Buyers shun GM, Chrysler as rescue draws focus, study says
March 19, 2009 - 8:00 pm ET
DETROIT (Reuters) -- Fewer new car shoppers are considering vehicles
from General Motors and Chrysler LLC at a time when consumer attention
is focused on their request for further U.S. government aid, according
to a survey released today.
The share of car shoppers who say their primary choice would be a
vehicle from one of the GM brands dropped by almost 12 percent, while
the share for Chrysler dropped by a third, according to the study from
"There is nothing to stop the slide in intentions for those on the
downside of this survey," CNW said in a monthly research note on the
auto market. "But the decisions to cut back on advertising haven't
helped GM or Chrysler. Nor has the talk of bankruptcy, which continues
to haunt those brands."
Ford Motor Co., the only U.S. automaker not relying on emergency aid
from the U.S. government, has seen a nearly 12 percent increase in the
share of car shoppers who say it would be their first choice.
The CNW survey was based on responses from more than 40,000 consumers
who say they intend to buy a new vehicle. The study was conducted in
January and February, when GM's sales plunged by 51.1 percent and
Chrysler's dropped by 49.1 percent from year-earlier levels.
Honda Motor Co. showed a 13-percent jump in its ranking as a primary
choice among those who intend to buy a vehicle.
The biggest gains in the CNW survey came for South Korea's Hyundai Motor
Co. and its affiliate Kia. Both brands have boosted U.S. sales this year
while the overall market has fallen 39.4 percent.
The share of car shoppers who say Hyundai would be their primary choice

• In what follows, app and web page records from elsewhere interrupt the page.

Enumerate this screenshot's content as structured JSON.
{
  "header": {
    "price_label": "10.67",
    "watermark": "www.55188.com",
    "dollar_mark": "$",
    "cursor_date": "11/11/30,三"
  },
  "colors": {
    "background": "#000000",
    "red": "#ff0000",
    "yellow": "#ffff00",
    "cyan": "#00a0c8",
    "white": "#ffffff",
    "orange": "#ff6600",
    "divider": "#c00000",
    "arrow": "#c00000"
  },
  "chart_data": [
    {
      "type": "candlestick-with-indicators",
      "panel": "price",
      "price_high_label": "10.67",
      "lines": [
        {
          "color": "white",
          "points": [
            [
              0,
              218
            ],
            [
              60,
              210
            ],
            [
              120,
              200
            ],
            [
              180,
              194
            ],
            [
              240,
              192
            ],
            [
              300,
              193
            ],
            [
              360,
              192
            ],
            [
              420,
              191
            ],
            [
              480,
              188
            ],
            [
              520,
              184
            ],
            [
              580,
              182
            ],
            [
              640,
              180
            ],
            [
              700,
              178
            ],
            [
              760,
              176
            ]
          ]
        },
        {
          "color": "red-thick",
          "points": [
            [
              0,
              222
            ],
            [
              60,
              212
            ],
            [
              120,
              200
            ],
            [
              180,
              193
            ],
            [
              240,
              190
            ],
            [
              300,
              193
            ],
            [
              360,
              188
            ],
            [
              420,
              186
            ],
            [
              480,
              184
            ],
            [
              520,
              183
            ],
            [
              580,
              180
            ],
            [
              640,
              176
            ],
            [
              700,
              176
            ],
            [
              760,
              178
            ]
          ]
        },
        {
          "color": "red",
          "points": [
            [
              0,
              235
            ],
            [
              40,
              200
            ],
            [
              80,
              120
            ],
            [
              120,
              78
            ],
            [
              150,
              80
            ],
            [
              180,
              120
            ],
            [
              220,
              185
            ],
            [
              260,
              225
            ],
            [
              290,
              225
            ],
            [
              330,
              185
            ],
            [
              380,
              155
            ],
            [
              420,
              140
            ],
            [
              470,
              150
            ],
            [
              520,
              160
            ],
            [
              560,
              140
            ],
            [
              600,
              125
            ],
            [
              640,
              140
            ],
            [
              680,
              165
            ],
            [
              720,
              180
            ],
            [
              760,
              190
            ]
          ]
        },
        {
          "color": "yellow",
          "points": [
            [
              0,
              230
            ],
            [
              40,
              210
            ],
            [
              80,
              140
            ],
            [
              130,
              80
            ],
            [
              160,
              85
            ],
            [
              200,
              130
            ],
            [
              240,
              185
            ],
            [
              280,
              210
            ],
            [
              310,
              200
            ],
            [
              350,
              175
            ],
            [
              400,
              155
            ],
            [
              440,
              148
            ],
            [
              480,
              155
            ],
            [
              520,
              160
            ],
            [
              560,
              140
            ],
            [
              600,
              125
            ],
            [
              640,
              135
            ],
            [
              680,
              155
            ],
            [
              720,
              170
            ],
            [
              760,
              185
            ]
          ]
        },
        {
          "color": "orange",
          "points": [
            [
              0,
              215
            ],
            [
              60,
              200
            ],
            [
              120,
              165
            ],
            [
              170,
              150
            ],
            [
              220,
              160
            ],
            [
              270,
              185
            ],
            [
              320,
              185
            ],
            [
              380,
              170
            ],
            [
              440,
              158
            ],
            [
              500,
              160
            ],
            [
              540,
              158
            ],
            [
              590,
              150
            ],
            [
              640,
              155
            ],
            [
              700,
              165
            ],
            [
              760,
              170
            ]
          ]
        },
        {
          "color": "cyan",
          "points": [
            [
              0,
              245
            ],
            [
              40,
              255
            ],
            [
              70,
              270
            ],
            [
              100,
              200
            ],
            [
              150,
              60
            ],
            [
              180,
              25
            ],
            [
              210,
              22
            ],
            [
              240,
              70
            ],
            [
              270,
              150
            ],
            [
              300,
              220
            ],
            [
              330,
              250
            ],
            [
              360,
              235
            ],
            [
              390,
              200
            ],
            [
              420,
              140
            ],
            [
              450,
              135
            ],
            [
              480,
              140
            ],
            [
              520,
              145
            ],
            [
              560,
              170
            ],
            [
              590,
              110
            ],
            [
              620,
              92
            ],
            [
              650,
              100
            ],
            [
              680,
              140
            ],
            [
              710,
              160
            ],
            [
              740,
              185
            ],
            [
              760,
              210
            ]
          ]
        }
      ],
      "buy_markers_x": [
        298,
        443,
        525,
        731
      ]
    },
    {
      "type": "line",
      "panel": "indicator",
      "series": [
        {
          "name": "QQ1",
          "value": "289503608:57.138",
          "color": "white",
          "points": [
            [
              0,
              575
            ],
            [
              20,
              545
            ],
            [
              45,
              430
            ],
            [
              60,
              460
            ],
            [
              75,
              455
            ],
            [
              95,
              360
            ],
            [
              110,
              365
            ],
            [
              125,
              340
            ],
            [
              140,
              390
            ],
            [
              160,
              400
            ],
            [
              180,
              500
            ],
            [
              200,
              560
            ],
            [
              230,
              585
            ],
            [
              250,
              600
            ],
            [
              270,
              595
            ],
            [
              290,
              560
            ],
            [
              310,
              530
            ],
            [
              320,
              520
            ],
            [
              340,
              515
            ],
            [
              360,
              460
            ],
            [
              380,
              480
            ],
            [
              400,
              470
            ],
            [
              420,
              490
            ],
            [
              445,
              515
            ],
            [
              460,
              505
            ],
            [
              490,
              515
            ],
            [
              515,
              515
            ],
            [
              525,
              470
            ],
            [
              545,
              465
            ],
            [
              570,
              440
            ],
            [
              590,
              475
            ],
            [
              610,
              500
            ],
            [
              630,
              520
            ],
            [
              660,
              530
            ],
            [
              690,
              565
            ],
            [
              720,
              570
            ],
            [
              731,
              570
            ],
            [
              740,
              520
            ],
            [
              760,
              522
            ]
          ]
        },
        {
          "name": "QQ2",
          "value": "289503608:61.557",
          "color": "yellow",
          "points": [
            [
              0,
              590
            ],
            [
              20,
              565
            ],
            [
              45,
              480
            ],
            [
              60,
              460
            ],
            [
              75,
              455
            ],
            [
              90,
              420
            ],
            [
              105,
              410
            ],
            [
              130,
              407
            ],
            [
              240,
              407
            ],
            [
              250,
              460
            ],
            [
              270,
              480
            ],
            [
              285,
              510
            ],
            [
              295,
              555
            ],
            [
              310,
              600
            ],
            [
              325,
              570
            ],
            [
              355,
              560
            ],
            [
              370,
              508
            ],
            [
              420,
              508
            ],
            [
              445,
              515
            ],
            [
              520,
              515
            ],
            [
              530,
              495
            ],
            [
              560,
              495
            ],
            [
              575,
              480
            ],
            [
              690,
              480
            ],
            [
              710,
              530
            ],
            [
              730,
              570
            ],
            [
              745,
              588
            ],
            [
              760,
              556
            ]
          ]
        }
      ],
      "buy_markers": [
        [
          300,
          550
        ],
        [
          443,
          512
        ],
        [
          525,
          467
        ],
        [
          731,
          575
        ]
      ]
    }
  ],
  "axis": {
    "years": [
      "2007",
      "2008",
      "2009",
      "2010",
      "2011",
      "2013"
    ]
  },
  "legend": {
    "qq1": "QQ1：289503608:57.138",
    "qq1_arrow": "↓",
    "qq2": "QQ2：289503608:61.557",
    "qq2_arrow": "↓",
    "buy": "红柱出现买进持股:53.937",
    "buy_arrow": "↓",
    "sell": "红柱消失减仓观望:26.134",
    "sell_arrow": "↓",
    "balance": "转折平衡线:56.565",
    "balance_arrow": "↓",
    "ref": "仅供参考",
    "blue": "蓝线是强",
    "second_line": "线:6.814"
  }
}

jumped 59 percent, and Kia rose by almost 50 percent.
On a combined basis, the two Korean brands had a U.S. market share of
just over 5 percent in 2008.
"Hyundai and Kia show staggering increases in future consideration," CNW
said. "While that may be considered a distortion because they are
starting with a low base market share, it is worthy of consideration
considering how well both brands have been doing during the past rough
Earlier this year, Hyundai rolled out a novel incentive program that
allows car buyers to return their vehicles if they lose their jobs.
GM has said it is studying the Hyundai offer and may offer a similar
program of its own.
AutoNation Inc., the biggest U.S. auto retailer, said this week it would
begin offering car buyers a guarantee program that will cover up to six
months of payments for consumers who lose their jobs.